This is a must-read critique in the Guardian, of foolishness that is also in the Guardian; clearly Jason Farago doesn’t realise that when you meet bad speech with good speech, the latter criticises the former…
Writing in the Guardian today, Jason Farago praises France’s women’s rights minister, Najat Vallaud-Belkacem, for demanding that Twitter help the French government criminalize ideas it dislikes. Decreeing that “hateful tweets are illegal”, Farago excitingly explains how the French minister is going beyond mere prosecution for those who post such tweets and now “wants Twitter to take steps to help prosecute hate speech” by “reform[ing] the whole system by which Twitter operates”, including her demand that the company “put in place alerts and security measures” to prevent tweets which French officials deem hateful. This, Farago argues, is fantastic, because – using the same argument employed by censors and tyrants of every age and every culture – new technology makes free speech far too dangerous to permit:
“If only this were still the 18th century! We can’t delude ourselves any longer that free speech is the privilege of pure citizens in some perfect Enlightenment salon, where all sides of an argument are heard and the most noble view will naturally rise to the top. Speech now takes place in a digital mixing chamber, in which the most outrageous messages are instantly amplified, with sometimes violent effects . . .
“We keep thinking that the solution to bad speech is more speech. But even in the widest and most robust network, common sense and liberal-democratic moderation are not going to win the day, and it’s foolhardy to imagine that, say, homophobic tweets are best mitigated with gay-friendly ones.
“Digital speech is new territory, and it calls for fresh thinking, not the mindless reapplication of centuries-out-of-date principles that equate a smartphone to a Gutenberg press. As Vallaud-Belkacem notes, homophobic violence – ‘verbal and otherwise’ – is the No 1 cause of suicide among French teenagers. In the face of an epidemic like that, free speech absolutism rings a little hollow, and keeping a hateful hashtag from popping up is not exactly the same as book-burning.”

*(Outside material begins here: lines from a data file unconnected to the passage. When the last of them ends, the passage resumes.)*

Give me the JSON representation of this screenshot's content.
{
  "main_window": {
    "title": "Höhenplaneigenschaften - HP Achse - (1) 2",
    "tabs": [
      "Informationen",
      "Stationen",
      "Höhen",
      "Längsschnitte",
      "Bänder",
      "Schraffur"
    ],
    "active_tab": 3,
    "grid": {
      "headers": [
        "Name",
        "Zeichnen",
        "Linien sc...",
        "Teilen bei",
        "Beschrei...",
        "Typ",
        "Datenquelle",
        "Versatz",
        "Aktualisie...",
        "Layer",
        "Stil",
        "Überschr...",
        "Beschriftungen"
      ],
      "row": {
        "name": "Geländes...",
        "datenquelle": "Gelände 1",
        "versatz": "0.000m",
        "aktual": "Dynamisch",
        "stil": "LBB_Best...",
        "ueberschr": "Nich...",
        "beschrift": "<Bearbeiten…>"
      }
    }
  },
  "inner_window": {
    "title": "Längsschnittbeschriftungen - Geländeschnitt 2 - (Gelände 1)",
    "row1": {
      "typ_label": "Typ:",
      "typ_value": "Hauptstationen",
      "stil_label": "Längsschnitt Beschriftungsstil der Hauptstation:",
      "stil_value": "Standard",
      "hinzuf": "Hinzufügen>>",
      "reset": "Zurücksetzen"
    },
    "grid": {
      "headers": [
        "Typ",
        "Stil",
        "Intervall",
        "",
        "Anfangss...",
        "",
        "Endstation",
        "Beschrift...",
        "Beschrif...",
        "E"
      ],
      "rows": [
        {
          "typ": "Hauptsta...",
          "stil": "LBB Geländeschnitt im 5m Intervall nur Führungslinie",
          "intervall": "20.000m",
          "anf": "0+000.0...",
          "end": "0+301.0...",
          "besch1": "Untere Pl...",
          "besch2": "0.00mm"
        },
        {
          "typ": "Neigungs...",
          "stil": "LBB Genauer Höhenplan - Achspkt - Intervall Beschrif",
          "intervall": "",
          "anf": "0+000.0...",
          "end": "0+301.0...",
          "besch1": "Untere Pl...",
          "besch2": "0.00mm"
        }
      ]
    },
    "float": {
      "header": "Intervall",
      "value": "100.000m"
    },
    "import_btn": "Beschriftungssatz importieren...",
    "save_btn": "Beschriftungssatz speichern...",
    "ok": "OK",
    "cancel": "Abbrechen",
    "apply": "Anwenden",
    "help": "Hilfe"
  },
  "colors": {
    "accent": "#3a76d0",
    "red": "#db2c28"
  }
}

Before getting to the merits of all this, I must say: I simply do not understand how someone who decides to become a journalist then devotes his energy to urging that the government be empowered to ban and criminalize certain ideas and imprison those who express them. Of all people who would want the state empowered to criminalize ideas, wouldn’t you think people who enter journalism would be the last ones advocating that?